++++ Material provided

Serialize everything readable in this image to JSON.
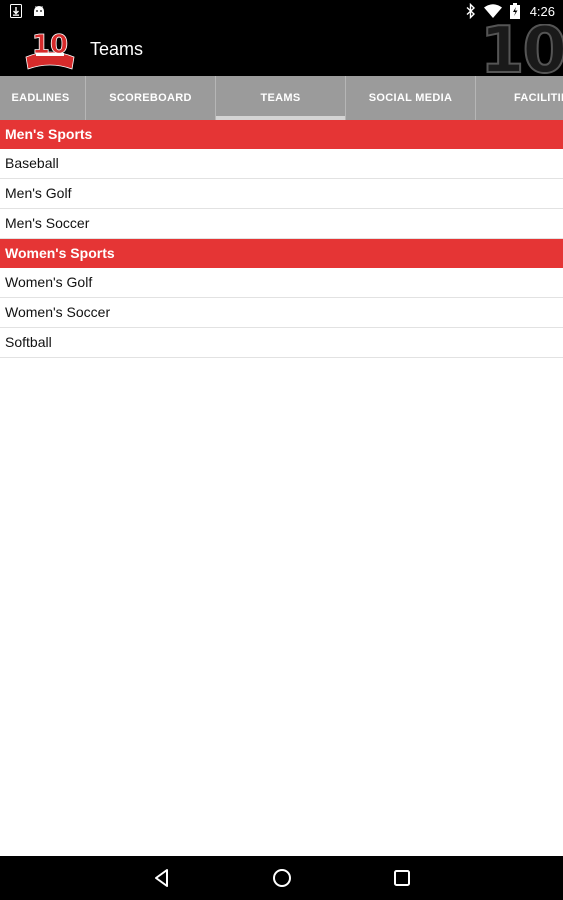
{
  "status_bar": {
    "time": "4:26",
    "icons": [
      "download-icon",
      "android-icon",
      "bluetooth-icon",
      "wifi-icon",
      "battery-charging-icon"
    ]
  },
  "app_bar": {
    "title": "Teams",
    "logo_number": "10",
    "background_number": "10"
  },
  "tabs": [
    {
      "label": "HEADLINES",
      "display": "EADLINES",
      "active": false
    },
    {
      "label": "SCOREBOARD",
      "display": "SCOREBOARD",
      "active": false
    },
    {
      "label": "TEAMS",
      "display": "TEAMS",
      "active": true
    },
    {
      "label": "SOCIAL MEDIA",
      "display": "SOCIAL MEDIA",
      "active": false
    },
    {
      "label": "FACILITIES",
      "display": "FACILITIE",
      "active": false
    }
  ],
  "sections": [
    {
      "header": "Men's Sports",
      "items": [
        "Baseball",
        "Men's Golf",
        "Men's Soccer"
      ]
    },
    {
      "header": "Women's Sports",
      "items": [
        "Women's Golf",
        "Women's Soccer",
        "Softball"
      ]
    }
  ],
  "nav_bar": {
    "buttons": [
      "back-icon",
      "home-icon",
      "recents-icon"
    ]
  },
  "colors": {
    "accent_red": "#e53535",
    "tab_bar": "#9b9b9b",
    "bar_black": "#000000"
  }
}
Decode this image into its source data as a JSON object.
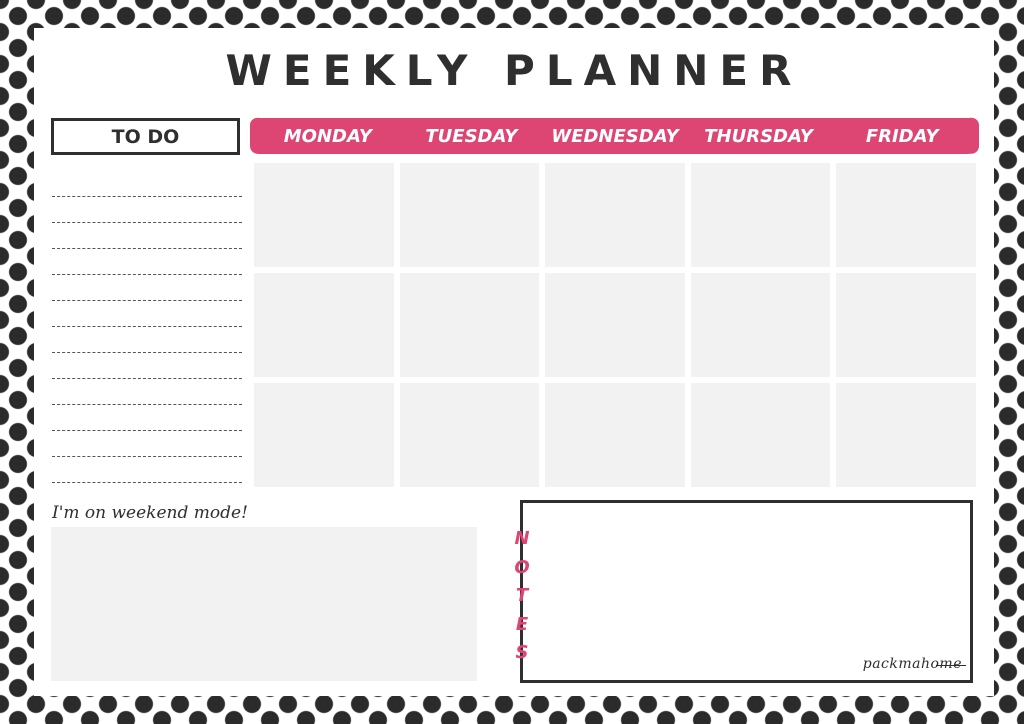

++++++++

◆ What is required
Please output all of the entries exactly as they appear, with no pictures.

◆ Your solution
Serialize everything readable in this image to JSON.
{
  "status_bar": {
    "time": "4:26",
    "icons": [
      "download-icon",
      "android-icon",
      "bluetooth-icon",
      "wifi-icon",
      "battery-charging-icon"
    ]
  },
  "app_bar": {
    "title": "Teams",
    "logo_number": "10",
    "background_number": "10"
  },
  "tabs": [
    {
      "label": "HEADLINES",
      "display": "EADLINES",
      "active": false
    },
    {
      "label": "SCOREBOARD",
      "display": "SCOREBOARD",
      "active": false
    },
    {
      "label": "TEAMS",
      "display": "TEAMS",
      "active": true
    },
    {
      "label": "SOCIAL MEDIA",
      "display": "SOCIAL MEDIA",
      "active": false
    },
    {
      "label": "FACILITIES",
      "display": "FACILITIE",
      "active": false
    }
  ],
  "sections": [
    {
      "header": "Men's Sports",
      "items": [
        "Baseball",
        "Men's Golf",
        "Men's Soccer"
      ]
    },
    {
      "header": "Women's Sports",
      "items": [
        "Women's Golf",
        "Women's Soccer",
        "Softball"
      ]
    }
  ],
  "nav_bar": {
    "buttons": [
      "back-icon",
      "home-icon",
      "recents-icon"
    ]
  },
  "colors": {
    "accent_red": "#e53535",
    "tab_bar": "#9b9b9b",
    "bar_black": "#000000"
  }
}
Decode this image into its source data as a JSON object.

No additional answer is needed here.